The Texas Legislature has finally taken notice of these decisions and passed H.B. No. 1578. Under H.B. No. 1578, Chapter 38 will be revised to the following language:

(a) In this section, “organization” has the meaning assigned by Section 1.002, Business Organizations Code.

(b) A person may recover reasonable attorney’s fees from an individual or organization other than a quasi-governmental entity authorized to perform a function by state law, a religious organization, a charitable organization, or a charitable trust in addition to the amount of a valid claim and costs, if the claim is for:

(1) rendered services;

(2) performed labor;

(3) furnished material;

(4) freight or express overcharges;

(5) lost or damaged freight or express;

(6) killed or injured stock;

(7) a sworn account; or

(8) an oral or written contract.
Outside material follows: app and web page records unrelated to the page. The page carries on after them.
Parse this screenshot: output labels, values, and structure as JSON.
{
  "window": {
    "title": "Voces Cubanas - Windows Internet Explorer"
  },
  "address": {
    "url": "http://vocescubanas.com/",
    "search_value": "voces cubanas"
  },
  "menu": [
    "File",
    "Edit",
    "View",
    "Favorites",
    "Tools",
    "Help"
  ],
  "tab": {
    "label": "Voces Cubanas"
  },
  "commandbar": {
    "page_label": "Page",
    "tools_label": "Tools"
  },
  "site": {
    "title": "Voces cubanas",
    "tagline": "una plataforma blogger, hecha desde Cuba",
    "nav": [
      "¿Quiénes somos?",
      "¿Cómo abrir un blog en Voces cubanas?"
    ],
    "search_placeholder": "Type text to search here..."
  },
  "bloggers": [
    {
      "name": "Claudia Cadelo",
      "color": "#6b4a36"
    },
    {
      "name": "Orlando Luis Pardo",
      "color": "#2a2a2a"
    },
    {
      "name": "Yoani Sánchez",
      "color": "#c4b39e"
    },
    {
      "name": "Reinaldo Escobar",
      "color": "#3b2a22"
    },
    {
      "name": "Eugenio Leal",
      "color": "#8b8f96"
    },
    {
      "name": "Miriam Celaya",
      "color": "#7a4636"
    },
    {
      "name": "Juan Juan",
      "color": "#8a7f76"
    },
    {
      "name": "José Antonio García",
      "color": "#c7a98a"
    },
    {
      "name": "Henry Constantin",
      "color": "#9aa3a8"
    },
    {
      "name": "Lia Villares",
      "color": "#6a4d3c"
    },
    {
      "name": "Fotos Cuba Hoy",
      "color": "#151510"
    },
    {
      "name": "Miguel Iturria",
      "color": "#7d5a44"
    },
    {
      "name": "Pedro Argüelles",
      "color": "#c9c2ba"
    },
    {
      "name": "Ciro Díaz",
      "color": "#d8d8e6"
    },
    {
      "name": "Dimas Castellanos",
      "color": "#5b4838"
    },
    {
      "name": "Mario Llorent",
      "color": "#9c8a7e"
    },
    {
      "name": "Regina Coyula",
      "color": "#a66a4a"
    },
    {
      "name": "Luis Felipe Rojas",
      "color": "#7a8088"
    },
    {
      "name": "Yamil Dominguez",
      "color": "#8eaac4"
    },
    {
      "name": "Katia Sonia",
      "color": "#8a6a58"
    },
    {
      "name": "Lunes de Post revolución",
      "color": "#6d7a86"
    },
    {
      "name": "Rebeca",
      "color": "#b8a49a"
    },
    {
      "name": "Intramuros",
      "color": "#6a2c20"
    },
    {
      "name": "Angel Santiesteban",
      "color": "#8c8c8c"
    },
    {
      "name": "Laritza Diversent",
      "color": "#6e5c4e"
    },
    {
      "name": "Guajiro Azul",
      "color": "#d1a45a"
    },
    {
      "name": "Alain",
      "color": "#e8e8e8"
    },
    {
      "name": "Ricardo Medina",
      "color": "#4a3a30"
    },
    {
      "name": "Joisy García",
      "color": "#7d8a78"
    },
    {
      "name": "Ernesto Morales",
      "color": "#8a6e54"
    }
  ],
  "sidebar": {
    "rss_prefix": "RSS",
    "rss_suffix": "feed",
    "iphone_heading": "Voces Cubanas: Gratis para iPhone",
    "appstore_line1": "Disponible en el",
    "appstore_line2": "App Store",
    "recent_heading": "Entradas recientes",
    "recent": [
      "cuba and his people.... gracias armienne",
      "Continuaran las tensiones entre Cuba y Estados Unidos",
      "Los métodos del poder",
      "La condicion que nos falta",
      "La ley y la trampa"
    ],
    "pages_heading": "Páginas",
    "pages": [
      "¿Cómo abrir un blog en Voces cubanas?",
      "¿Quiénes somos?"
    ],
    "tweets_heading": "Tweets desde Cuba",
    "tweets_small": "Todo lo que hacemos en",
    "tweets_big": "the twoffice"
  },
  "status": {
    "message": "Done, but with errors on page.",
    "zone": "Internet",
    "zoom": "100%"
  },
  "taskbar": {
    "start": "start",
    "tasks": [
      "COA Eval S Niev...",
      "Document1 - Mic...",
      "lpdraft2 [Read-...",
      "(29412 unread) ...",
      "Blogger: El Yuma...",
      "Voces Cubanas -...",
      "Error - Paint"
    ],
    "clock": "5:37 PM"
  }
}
Under the revised Chapter 38, a party can recover attorneys’ fees from an organization as defined in Section 1.002 of the Texas Business Organizations Code. The new revisions extensively expand the scope of Chapter 38, now allowing recovery against a corporation, limited or general partnership, limited liability company, business trust, real estate investment trust, joint venture, joint stock company, cooperative, association, bank, insurance company, credit union, savings and loan association, or other organization, regardless of whether the organization is for-profit, nonprofit, domestic, or foreign (Tex. Bus. Orgs. Code Ann. § 1.002 (West)). The newly expanded Chapter 38 will offer an avenue of recovery to parties seeking attorneys’ fees from entities other than corporations, as long as they file suit after September 1, 2021.

H.B. No. 1578 has been signed by the governor and will be effective September 1, 2021.